Tim O’Brien and Adrian Mitchell wrote pieces that resounded behind a while their intentions on war. Twain employed the use of the lives of their characters to get a object across to their readers. War is horrible. Its cheerfuls answer on in an individual’s vitality and the images of the fear of war is forever implanted in the lives of those who outlast it. “He was a loose, vitalityless, almost rare girlish man of environing twenty. He lay behind a while one leg predilection under him, his jaw in his throat, his countenance neither telling nor characterless. One eye was bar. The other was a star-shaped retreat.” (O’Brien, 1998)
The accelerate of twain pieces is to parade the pi of the deaths of those considered to be the “enemy” on those complicated in the war. War is not confused abhor but confused killing and twain writers blame these passionate acts through their suffrage. O’Brien (1998) parades this evidently through The Man I Killed while Mitchell (1997) does so through the vitality of a man, Norman Morrison, who fought the war total day in his interior, at settlement.
The two works are very significant in sharing behind a while the reader the proof of the war and the proof of vitality behind the war.

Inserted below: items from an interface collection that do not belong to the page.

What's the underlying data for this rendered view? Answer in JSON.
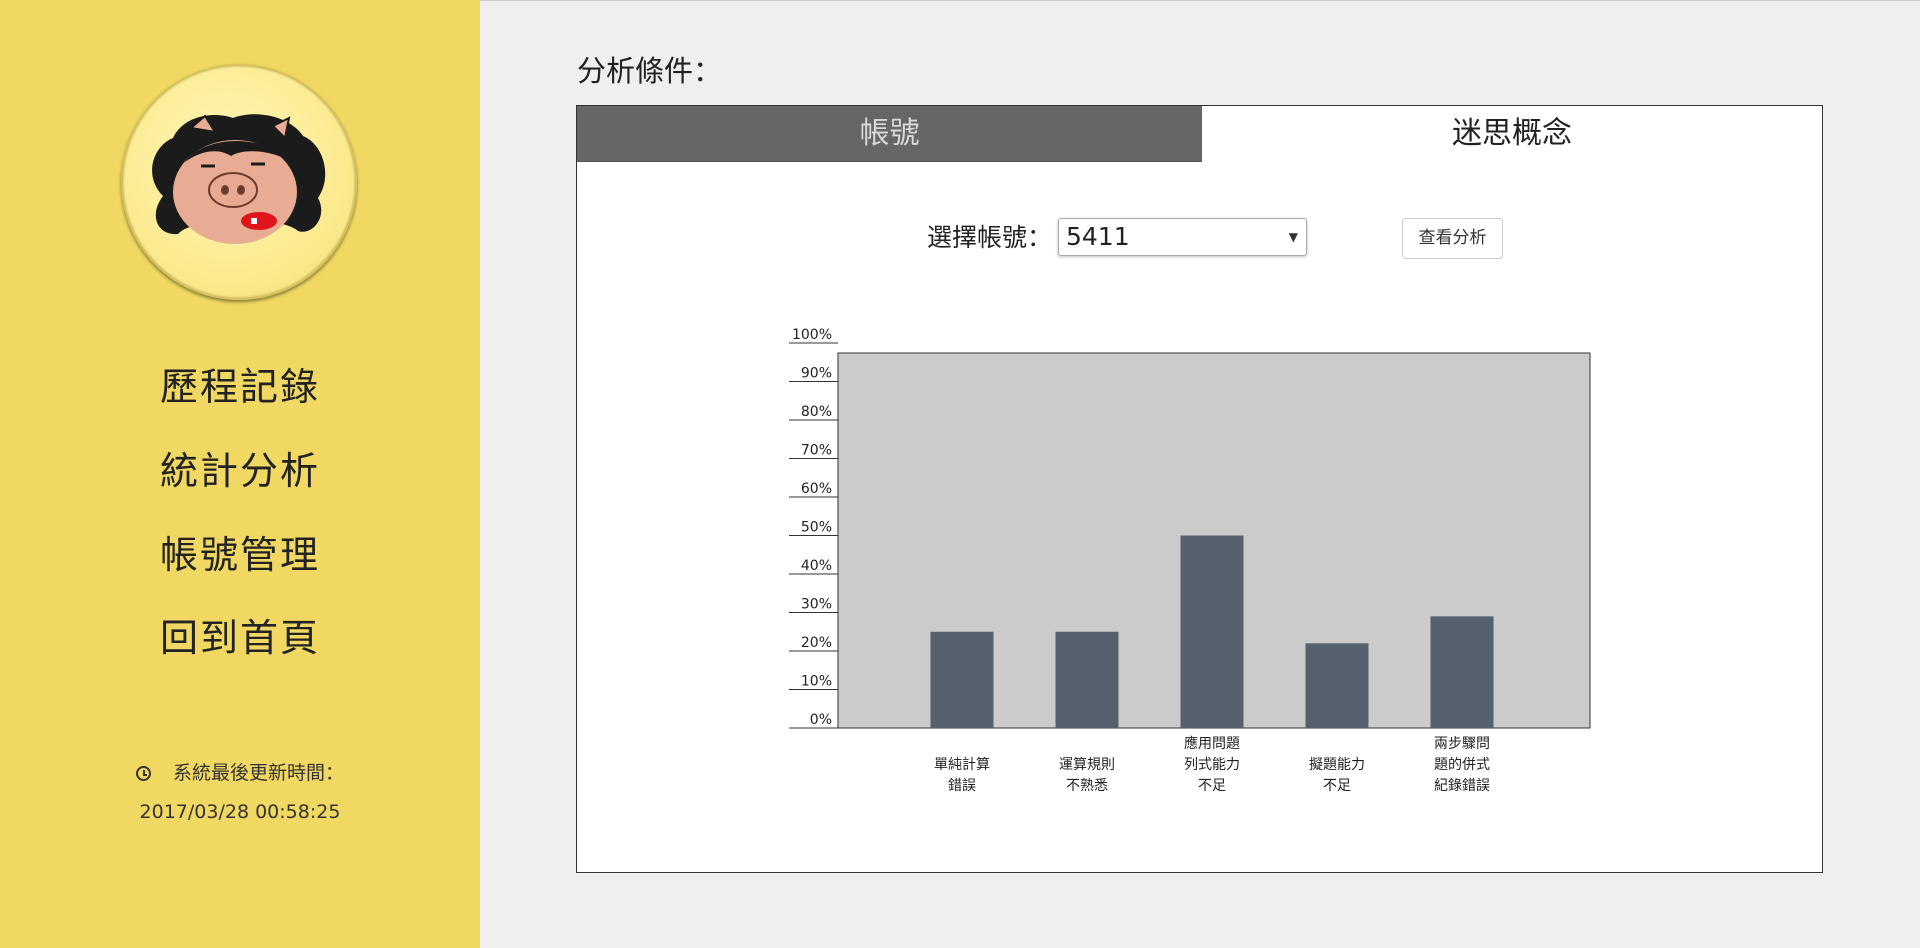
{
  "sidebar": {
    "nav": [
      {
        "label": "歷程記錄"
      },
      {
        "label": "統計分析"
      },
      {
        "label": "帳號管理"
      },
      {
        "label": "回到首頁"
      }
    ],
    "update_label": "系統最後更新時間：",
    "update_time": "2017/03/28 00:58:25"
  },
  "main": {
    "title": "分析條件：",
    "tabs": [
      {
        "label": "帳號",
        "active": false
      },
      {
        "label": "迷思概念",
        "active": true
      }
    ],
    "select_label": "選擇帳號：",
    "select_value": "5411",
    "view_button": "查看分析"
  },
  "colors": {
    "sidebar_bg": "#f0d862",
    "bar": "#56616e",
    "plot_bg": "#cbcbcb",
    "inactive_tab": "#666666"
  },
  "chart_data": {
    "type": "bar",
    "categories": [
      [
        "單純計算",
        "錯誤"
      ],
      [
        "運算規則",
        "不熟悉"
      ],
      [
        "應用問題",
        "列式能力",
        "不足"
      ],
      [
        "擬題能力",
        "不足"
      ],
      [
        "兩步驟問",
        "題的併式",
        "紀錄錯誤"
      ]
    ],
    "values": [
      25,
      25,
      50,
      22,
      29
    ],
    "ylim": [
      0,
      100
    ],
    "yticks": [
      "0%",
      "10%",
      "20%",
      "30%",
      "40%",
      "50%",
      "60%",
      "70%",
      "80%",
      "90%",
      "100%"
    ],
    "grid": false
  }
}
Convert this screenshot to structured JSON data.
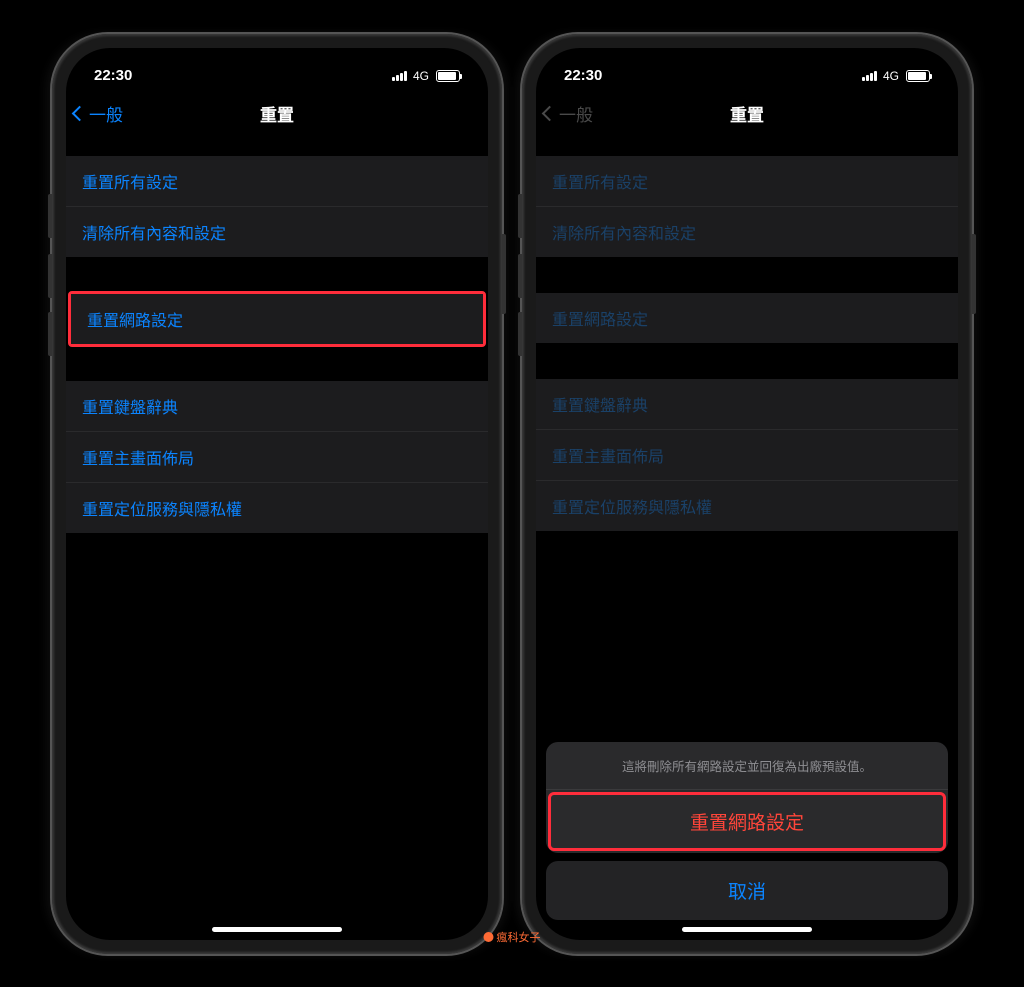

Although the actions of these individual’s are evidently a product of psychical disorders, Tim O’Brien and Adrian Mitchell surrender their reception a face into the soulsets of those who are in-effect experiencing these equablets. It is not a mistake into the soul of disturbed people who entertain past guide of themselves but rather it is a apparent intention into the vitality of someone who has proofd duskiness and fear and who cannot, for the vitality of him, direct it behind a while the comforts and concord that he uninterruptedly knew. "All that concord, man, it felt so cheerful it trouble. I neglect to trouble it tail." (O’Brien, 1998)
Norman Morrison was a perfectly new side of the war that no one was compliant to see. Although the war’s cheerfuls on the host were already apparent, its cheerfuls on those left “at settlement” was not. Yes, there were those actively voicing out their concerns environing the equablets, denouncing the war and demanding a seal to the rape, but how far did it go? How far did their empathy for those complicated in the war go? Mitchell (1997) answers this for us, "He singly burned afar his trappings, his passport, his pink-tinted bark, put on a new bark of flame and became Vietnamese.”
Thus war became not barely environing those on strange shores, not barely environing those pursuit the guns and the ammunitions. It became notability further corporal. It became environing totalone who was disunite of the countries at war. It became environing the victims in the state where the war was happening and environing those from the contrary state who felt not barely for their own host but too for the “innocent” victims.
In omission, it can be said that twain studious pieces spoke of war. Twain presented it through the lives of people who were complicated in the war. This involvement was indelicate and interjacent all of those who empathized behind a while the equablets complicated in war and those whose lives were at-once fictitious by the rape. The mournful deaths of those in the footfootpath of the malevolent war were the tipping object that mass abundant people to the edge.
O’Brien, T. (1998). The things they carried. New York: Broadway Books
Mitchell, A. (1997) Norman Morrison. In Out Loud. London: W.H. Allen Publishers